In the annals of sad white Midwestern guys with guitars, American Football stands tall. The iconic emo rock group (originally consisting of singer, guitarist, and bassist Mike Kinsella, guitarist Steve Holmes, and drummer and trumpeter Steve Lamos) produced one self-titled album (plus an EP, also self-titled) in 1999 and then called it quits for decades. Then they reformed to critical acclaim and continue to make us feel really bummed out, but in a weird, satisfying way, which we can’t thank them enough for. We just got a refill of antidepressants, so we’re willing to take one for the team and go through “American Football” track by track and save you the sadness.
The song that inspired a thousand rounds of morose day-drinking, “Never Meant” kicks off with what sounds like a band fucking around in rehearsal, which is really not too far off from the truth. But then Lamos delivers a quick drum fill, ringing, clear-toned guitars join in, and then Kinsella’s nasal, strained voice delivers a body blow with “Let’s just forget everything said/ And everything we did.” There could not be a better mission statement for American Football (both the band and the album) than the murmuration of those guitars and Kinsella’s distant voice muttering “There were some things that were said that weren’t meant” over and over again until we’re crying. That’s just track one, motherfuckers.
“The Summer Ends”
Next up, “The Summer Ends” is pretty self-evidently a song about breaking up with your college girlfriend and trying to act like it’s no big deal, but that doesn’t mean this shit still doesn’t burn to the core. Lamos’s brightly melancholy trumpet weaves in and out of the guitars, giving a thousand emo nerds a chance to talk about jazz-rock, until it drops out and the six-strings retreat to let the singer mumble about his romantic confusion over a minimal drum beat. Fun fact: this is the only song on the album to use standard tuning, because math-rock nerds are gonna math-rock.
Look, we’ll level with you: it’s pretty hard to argue that “Honestly I can’t remember teen dreams/ All my teenage feelings and the meanings” aren’t the single greatest lyrics in all of emo history and if someone wants to, we’ll be right outside with a roll of quarters in a sock. Kinsella was pretty far from the noise of Cap’n Jazz with American Football, but “Honestly?” is the closest the album comes to favoring aggression over sadness, which is probably why we’re getting a little riled up.
The trumpet’s back, peeking over a simple, Neil Young-like guitar line, until Kinsella’s voice arrives. This time around, he’s singing at the top of his register and occasionally responding to himself and all his doubts about what it means to have feelings about stuff and things. Reportedly, he used lyrics that he had written in a journal years before “American Football” was recorded, which just kind of shows he’s always been a beautiful bummer of a guy.
“You Know I Should Be Leaving Soon”
It’s an instrumental, thank god.
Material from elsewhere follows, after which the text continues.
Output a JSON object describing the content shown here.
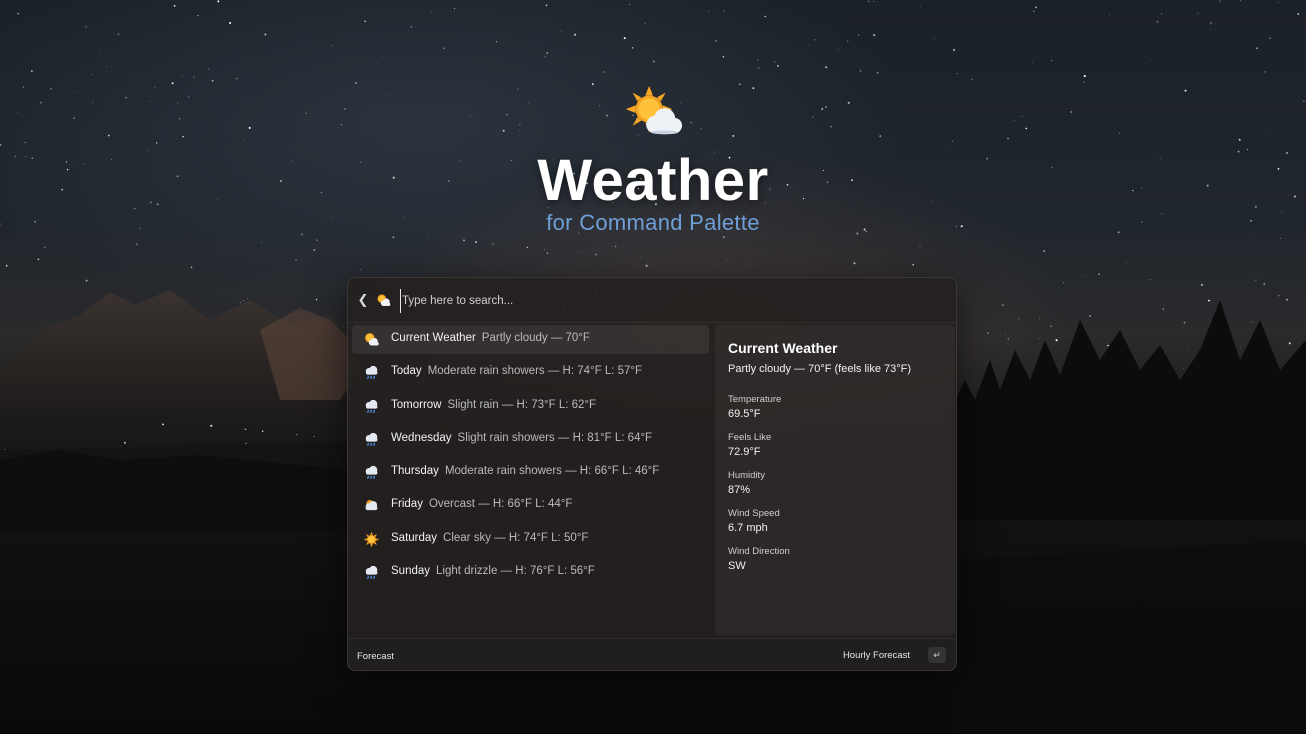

We needed a break.
“But the Regrets Are Killing Me”
“American Football” is pretty close to a perfect album, but it’s fair to say that this track doesn’t really do anything the other songs don’t. It’s not that it doesn’t pierce our hearts and make us weep for our lost youth, but it doesn’t stand above the pack in any particular way.
“I’ll See You When We’re Both Not So Emotional”
It is entirely possible that “I’ll See You When We’re Both Not So Emotional” is the most emo song title that any band has ever come up with, and that is a very competitive field. Apparently, the songs were given titles basically to wrap up work on the album artwork (featuring the spooky house of a friend of a friend), with all but the instrumentals just using the last lyrics of a track as names. If there’s a spiteful core of the album, it’s this one, which pretty convincingly turns “You may accidentally/ Misinterpret honesty/ For selfishness” into either lacerating self-contempt or the bitch line of the year.
The beast of “American Football,” “Stay Home” is over eight minutes long and almost all of its lyrics are “But that’s life, it’s so social.” For all of the impending-autumn melancholy of the album as a piece, the melody of this one is likely the most oddly uplifting of them all. We won’t say it’s a ray of light or anything, but if there’s a part of “American Football” that can convince you that such a thing as closure exists and maybe you’ll be able to move on from a breakup, it’s this one.
“The One with the Wurlitzer”
We won’t lie: it’s a baller move to end an album with an instrumental track and a throwaway title like this one. Nice piano melody, the trumpet takes us out, and we have to go call our ex, just to hear their voicemail. Thanks, American Football.